- INFORMATION GIVEN -
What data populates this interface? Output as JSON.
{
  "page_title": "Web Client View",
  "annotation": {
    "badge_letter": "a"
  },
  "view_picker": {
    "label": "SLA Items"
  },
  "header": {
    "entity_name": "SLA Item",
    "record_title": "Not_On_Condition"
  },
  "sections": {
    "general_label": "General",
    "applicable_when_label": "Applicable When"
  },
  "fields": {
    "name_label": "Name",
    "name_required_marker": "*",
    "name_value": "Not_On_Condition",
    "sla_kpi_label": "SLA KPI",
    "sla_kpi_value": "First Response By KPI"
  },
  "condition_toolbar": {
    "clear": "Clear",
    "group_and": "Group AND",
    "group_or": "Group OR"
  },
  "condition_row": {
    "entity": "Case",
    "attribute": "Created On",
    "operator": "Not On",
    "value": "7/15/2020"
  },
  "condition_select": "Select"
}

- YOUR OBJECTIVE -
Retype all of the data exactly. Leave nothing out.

- RESPONSE TO THIS EXERCISE -
What data populates this interface? Output as JSON.
{
  "page_title": "Web Client View",
  "annotation": {
    "badge_letter": "a"
  },
  "view_picker": {
    "label": "SLA Items"
  },
  "header": {
    "entity_name": "SLA Item",
    "record_title": "Not_On_Condition"
  },
  "sections": {
    "general_label": "General",
    "applicable_when_label": "Applicable When"
  },
  "fields": {
    "name_label": "Name",
    "name_required_marker": "*",
    "name_value": "Not_On_Condition",
    "sla_kpi_label": "SLA KPI",
    "sla_kpi_value": "First Response By KPI"
  },
  "condition_toolbar": {
    "clear": "Clear",
    "group_and": "Group AND",
    "group_or": "Group OR"
  },
  "condition_row": {
    "entity": "Case",
    "attribute": "Created On",
    "operator": "Not On",
    "value": "7/15/2020"
  },
  "condition_select": "Select"
}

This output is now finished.